While employers shouldn’t privilege parents over other workers, too often they end up doing the opposite, usually subtly, and usually in ways that make it harder for a primary caregiver to get ahead. Many people in positions of power seem to place a low value on child care in comparison with other outside activities. Consider the following proposition: An employer has two equally talented and productive employees. One trains for and runs marathons when he is not working. The other takes care of two children. What assumptions is the employer likely to make about the marathon runner? That he gets up in the dark every day and logs an hour or two running before even coming into the office, or drives himself to get out there even after a long day. That he is ferociously disciplined and willing to push himself through distraction, exhaustion, and days when nothing seems to go right in the service of a goal far in the distance. That he must manage his time exceptionally well to squeeze all of that in.
Be honest: Do you think the employer makes those same assumptions about the parent?
Above is a quote from Anne-Marie Slaughter’s long essay about women in the working world entitled “Why Women Can’t Have It All.” It’s an interesting read in its own right, but I selected this passage because it reminded me of the stark differences between Kate and Zoe’s situations in the beginning of the novel.
We start with the tension of Zoe waiting with her coach to go out and compete in the Olympics. We also meet Kate, who is watching (or trying to watch) her friend Zoe on TV with a baby on her hip, “ten pounds heavier than her racing weight,” and feeling a bit sorry for herself. Did she pick the right path, she asks herself? Her husband is there with Zoe competing, and despite his sensitivity to the situation on the phone in later pages, we see what’s happened here: the mother has sacrificed her career for the couple’s child.

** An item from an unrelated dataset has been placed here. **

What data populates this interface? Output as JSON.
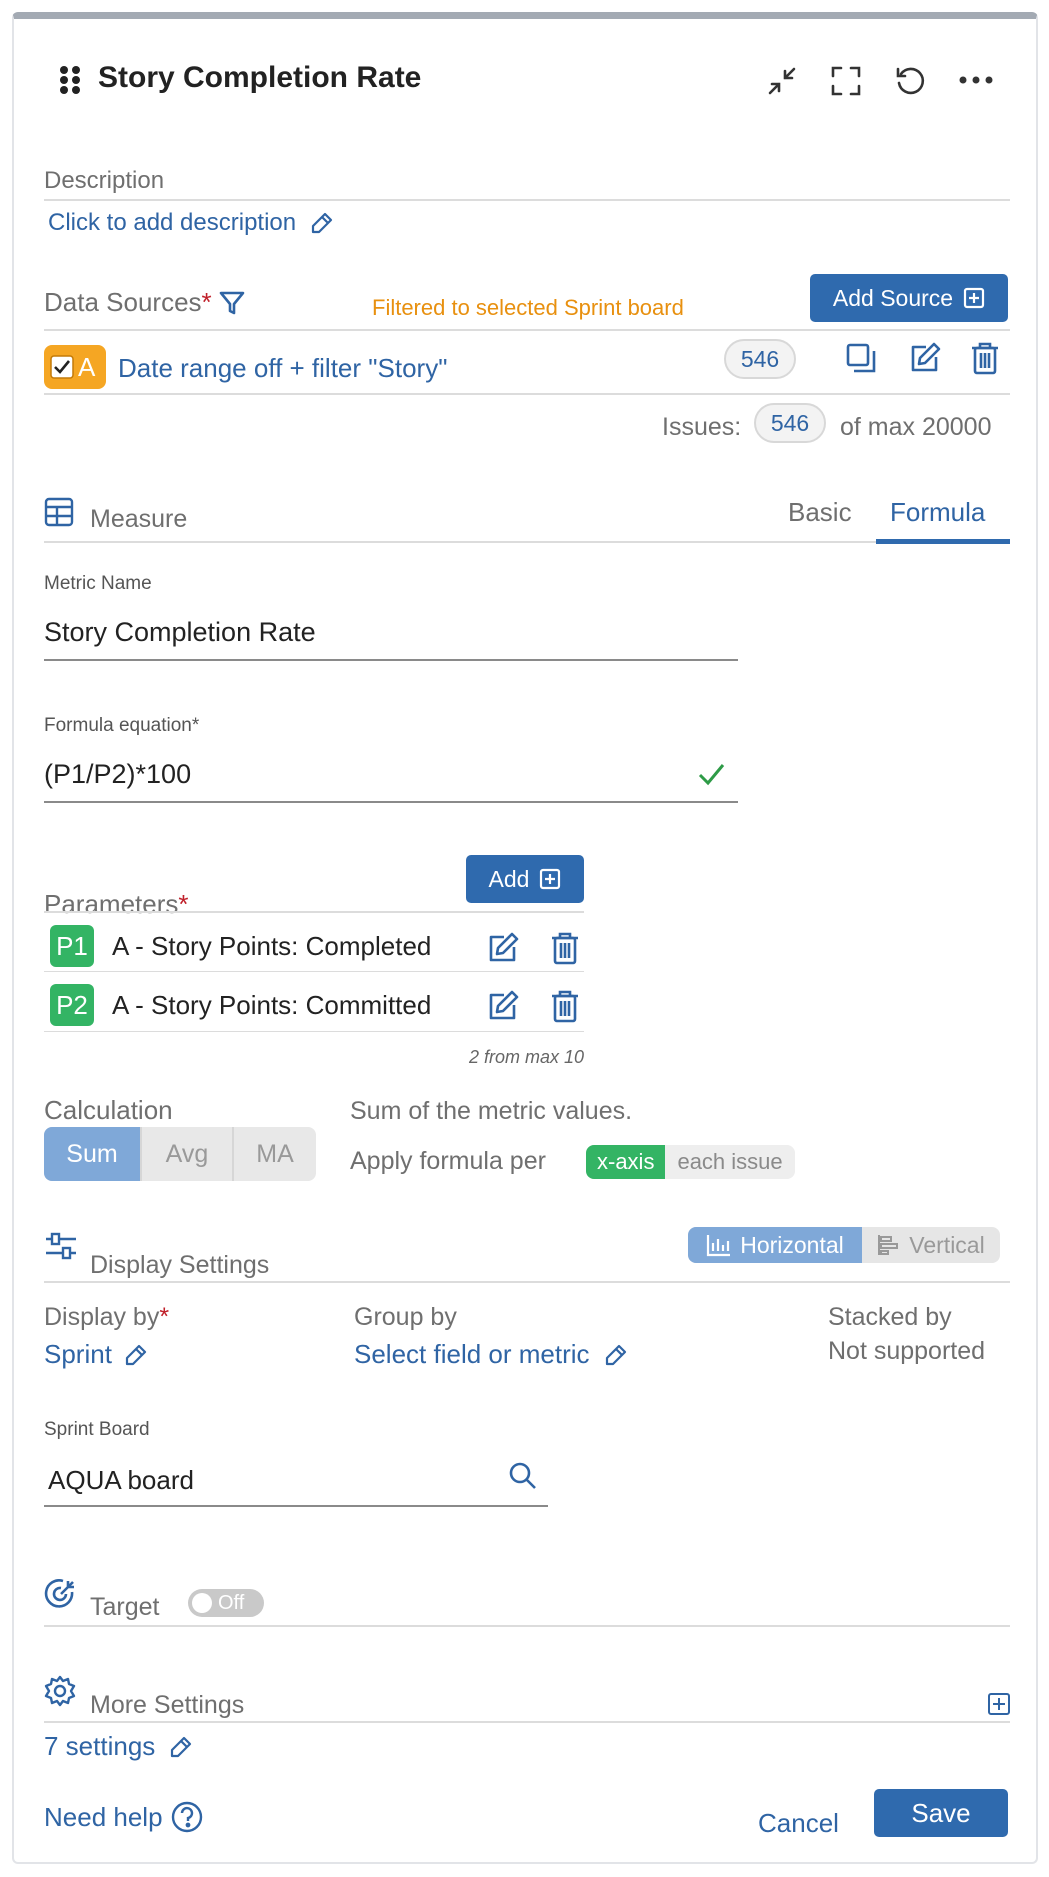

Eventually Kate convinces herself that having and raising a child is a different, if not more potent, happiness, and thus restrains her self-pity. But what are we left to think? Has she accomplished less? Are Zoe and Jack seen by society as harder working? — Sam Schlinkert